To some degree, we all participate in our own form of profiling, our own form of assuming that a person is a particular way only because of that person's appearance, race, or manner of dress. By no means are law-enforcement officers the only ones who profile. Security personnel in the local shopping mall are potential racial profilers. The salesclerk behind the counter in the local clothing store is a potential racial profiler. Taxi drivers engage in racial profiling every time they drive past a black person hailing a cab to pick up a white person down the street, and if you've talked to any young black New Yorker, you'll know that experience happens to someone, somewhere every night. Just ask actor Danny Glover, who in the fall of 1999 filed a formal complaint with New York City's Taxi and Limousine Commission because of one too many such experiences. When does this cross over into criminal behavior?

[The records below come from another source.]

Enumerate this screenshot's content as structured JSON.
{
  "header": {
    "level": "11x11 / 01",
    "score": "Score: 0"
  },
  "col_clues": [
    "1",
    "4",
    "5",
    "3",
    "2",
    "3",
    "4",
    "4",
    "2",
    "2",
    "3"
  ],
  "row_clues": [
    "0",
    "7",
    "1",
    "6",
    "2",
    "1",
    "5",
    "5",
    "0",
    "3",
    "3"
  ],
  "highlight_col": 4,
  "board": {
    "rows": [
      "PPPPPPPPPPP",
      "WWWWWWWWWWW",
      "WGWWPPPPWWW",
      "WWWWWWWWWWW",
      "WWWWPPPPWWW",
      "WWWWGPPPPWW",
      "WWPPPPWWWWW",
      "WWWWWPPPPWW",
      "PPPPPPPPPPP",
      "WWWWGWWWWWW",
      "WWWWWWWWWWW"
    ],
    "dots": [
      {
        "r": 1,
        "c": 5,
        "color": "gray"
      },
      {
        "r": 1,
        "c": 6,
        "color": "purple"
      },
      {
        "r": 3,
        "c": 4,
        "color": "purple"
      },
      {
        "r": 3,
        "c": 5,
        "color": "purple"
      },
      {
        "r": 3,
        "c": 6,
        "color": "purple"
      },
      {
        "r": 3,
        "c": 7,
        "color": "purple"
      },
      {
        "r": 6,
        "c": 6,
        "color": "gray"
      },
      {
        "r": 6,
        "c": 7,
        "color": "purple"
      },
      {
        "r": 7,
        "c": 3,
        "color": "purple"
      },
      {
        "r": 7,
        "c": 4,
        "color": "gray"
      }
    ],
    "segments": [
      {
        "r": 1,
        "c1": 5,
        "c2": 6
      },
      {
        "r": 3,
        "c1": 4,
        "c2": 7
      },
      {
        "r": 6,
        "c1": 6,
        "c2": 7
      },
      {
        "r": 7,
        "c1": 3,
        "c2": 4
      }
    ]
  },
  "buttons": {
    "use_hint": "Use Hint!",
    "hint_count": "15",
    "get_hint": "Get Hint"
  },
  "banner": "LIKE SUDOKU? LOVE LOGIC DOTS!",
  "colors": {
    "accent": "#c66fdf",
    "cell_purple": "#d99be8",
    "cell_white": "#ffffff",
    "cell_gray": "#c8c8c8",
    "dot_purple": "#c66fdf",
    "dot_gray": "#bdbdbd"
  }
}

It doesn't matter if the year was 1808, 1909, 1959, 1970, or 1998, prejudices and stereotypes among the races will always exist. According to the Honorable Renee Cardwell-Hughes, of the Philadelphia Court of Common Pleas, the act of stopping minority motorists who drive luxury cars in the assumption that they are using the highways to smuggle drugs, or stopping an individual under the assumption that he is a criminal is a violation of the Fourth Amendment to the Constitution--"the right of the people to be secure in their persons, houses, papers and effects, against unreasonable searches and seizures, shall not be violated, and no Warrants shall issue, but upon probable cause, supported by Oath or Affirmation, and particularly describing the place to be searched and the persons or things to be seized." Judge Cardwell-Hughes strongly disagrees with the decisions handed down by the Supreme Court in several important cases involving racial profiling. She says that the Fourth Amendment's protection is shrinking. Law-enforcement officers use a profile known as CARD, an acronym for class, age, race, and dress. Any lower-class, young black person wearing baggy jeans, a T-shirt, and a backward-facing baseball cap can expect to be stopped by a police officer or followed around upon entering an upscale department store in an upscale neighborhood. Unfortunately, this describes a hundred thousand young people on any given day in any given city. And as more and more young white people adapt the dress and style of today's inner-city black kids, they, too, will become a small minority of white people who get racially profiled.
Stopping people of color along Interstate 95 in New Jersey on the suspicion that they are trafficking in illegal drugs has been going on for years. But New Jersey should not be singled out. We focus on New Jersey state troopers in this book because they have been notorious in the practice of racial profiling. By examining that state, we understand racial profiling as it exists in the rest of the country.
From the Trade Paperback edition.